EXERCISE DESCRIPTION: Copy out each line of the data that holds the word "Symbol".

INFORMATION PROVIDED:
╔══

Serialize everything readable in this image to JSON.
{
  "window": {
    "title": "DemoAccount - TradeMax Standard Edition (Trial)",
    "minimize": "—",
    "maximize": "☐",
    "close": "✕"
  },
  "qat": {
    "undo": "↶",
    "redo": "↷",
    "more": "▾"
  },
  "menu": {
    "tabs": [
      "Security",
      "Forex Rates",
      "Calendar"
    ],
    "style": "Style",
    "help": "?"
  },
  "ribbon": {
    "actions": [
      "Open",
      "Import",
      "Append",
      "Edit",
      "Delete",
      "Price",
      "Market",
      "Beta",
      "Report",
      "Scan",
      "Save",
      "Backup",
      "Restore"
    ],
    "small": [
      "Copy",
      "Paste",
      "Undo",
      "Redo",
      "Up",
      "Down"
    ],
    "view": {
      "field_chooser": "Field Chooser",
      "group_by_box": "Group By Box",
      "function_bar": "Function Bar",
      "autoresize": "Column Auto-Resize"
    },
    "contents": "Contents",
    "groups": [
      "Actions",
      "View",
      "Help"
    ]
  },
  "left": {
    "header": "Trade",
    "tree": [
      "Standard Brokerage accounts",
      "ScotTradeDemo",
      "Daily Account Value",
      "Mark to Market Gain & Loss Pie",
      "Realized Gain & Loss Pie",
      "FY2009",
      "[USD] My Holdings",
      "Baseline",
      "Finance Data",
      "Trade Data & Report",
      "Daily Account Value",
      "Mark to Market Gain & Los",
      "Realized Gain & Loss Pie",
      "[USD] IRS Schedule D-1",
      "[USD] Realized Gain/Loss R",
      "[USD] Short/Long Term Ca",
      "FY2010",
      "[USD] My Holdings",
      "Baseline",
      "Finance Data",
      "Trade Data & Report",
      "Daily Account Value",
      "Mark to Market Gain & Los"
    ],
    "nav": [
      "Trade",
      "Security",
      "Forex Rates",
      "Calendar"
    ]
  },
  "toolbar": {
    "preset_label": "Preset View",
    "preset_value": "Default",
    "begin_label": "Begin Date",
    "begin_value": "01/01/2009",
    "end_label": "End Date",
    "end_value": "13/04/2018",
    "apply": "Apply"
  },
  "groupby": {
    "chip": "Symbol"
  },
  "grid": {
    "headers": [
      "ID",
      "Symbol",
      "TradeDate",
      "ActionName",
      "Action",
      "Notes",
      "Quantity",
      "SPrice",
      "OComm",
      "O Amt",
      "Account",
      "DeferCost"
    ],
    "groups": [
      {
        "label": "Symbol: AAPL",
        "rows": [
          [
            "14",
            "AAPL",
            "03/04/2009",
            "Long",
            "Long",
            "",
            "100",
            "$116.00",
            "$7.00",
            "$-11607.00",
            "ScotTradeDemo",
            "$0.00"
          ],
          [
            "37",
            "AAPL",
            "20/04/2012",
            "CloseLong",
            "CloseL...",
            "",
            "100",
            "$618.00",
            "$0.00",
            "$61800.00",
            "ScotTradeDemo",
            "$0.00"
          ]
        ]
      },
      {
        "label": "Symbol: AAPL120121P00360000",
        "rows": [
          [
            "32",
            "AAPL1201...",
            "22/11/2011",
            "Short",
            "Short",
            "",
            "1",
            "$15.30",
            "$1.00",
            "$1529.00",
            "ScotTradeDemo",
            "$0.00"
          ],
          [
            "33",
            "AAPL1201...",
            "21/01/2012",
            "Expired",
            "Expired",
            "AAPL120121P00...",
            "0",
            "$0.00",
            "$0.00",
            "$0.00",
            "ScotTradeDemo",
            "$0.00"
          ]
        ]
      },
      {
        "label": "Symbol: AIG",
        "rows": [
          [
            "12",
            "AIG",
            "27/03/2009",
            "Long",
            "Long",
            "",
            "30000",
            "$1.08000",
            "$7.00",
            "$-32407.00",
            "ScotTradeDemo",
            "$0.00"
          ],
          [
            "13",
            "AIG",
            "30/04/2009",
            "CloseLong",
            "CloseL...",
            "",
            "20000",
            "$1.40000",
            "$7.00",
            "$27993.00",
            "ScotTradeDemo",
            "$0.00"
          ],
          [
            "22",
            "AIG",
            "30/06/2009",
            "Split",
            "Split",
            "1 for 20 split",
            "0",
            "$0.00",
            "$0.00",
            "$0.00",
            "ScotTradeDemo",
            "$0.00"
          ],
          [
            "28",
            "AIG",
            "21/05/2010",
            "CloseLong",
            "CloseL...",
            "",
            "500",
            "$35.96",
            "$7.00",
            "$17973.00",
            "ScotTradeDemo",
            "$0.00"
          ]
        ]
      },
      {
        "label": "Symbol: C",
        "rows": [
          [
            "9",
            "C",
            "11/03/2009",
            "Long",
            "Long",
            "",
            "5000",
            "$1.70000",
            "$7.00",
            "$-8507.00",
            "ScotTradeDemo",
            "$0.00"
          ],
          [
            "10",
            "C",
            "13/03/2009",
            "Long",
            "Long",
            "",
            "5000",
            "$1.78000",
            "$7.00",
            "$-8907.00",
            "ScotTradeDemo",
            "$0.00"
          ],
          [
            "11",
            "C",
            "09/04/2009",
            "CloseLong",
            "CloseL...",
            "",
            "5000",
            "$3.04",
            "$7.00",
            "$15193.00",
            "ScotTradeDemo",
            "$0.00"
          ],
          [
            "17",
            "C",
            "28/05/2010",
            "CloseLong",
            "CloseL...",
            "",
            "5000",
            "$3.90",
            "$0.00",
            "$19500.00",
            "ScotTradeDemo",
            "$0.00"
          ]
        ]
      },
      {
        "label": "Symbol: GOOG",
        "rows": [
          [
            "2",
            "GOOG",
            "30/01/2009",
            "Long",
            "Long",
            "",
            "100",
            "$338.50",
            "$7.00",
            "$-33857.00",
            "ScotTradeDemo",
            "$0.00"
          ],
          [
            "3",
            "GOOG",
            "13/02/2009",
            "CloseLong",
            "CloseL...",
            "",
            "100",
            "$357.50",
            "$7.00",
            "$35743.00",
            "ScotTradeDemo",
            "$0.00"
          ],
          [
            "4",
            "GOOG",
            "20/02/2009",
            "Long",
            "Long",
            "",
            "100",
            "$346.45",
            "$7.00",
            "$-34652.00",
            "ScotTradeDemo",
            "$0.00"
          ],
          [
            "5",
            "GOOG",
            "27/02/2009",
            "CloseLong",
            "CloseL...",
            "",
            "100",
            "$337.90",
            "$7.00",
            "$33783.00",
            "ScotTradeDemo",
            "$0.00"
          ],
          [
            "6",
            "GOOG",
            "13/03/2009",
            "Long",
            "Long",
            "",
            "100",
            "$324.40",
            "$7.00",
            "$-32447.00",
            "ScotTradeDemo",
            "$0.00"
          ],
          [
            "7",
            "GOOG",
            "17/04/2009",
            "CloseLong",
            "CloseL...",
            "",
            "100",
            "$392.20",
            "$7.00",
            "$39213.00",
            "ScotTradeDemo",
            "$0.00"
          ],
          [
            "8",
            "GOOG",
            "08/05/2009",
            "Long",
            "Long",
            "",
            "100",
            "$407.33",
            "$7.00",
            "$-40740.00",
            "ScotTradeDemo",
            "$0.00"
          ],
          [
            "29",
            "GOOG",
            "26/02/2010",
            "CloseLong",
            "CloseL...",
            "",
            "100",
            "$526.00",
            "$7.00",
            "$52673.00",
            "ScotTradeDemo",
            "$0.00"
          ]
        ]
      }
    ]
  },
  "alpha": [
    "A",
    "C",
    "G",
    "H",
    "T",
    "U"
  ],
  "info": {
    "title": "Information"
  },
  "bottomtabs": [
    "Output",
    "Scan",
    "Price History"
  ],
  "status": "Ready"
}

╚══

SOLUTION:
    "chip": "Symbol"
      "Symbol",
        "label": "Symbol: AAPL",
        "label": "Symbol: AAPL120121P00360000",
        "label": "Symbol: AIG",
        "label": "Symbol: C",
        "label": "Symbol: GOOG",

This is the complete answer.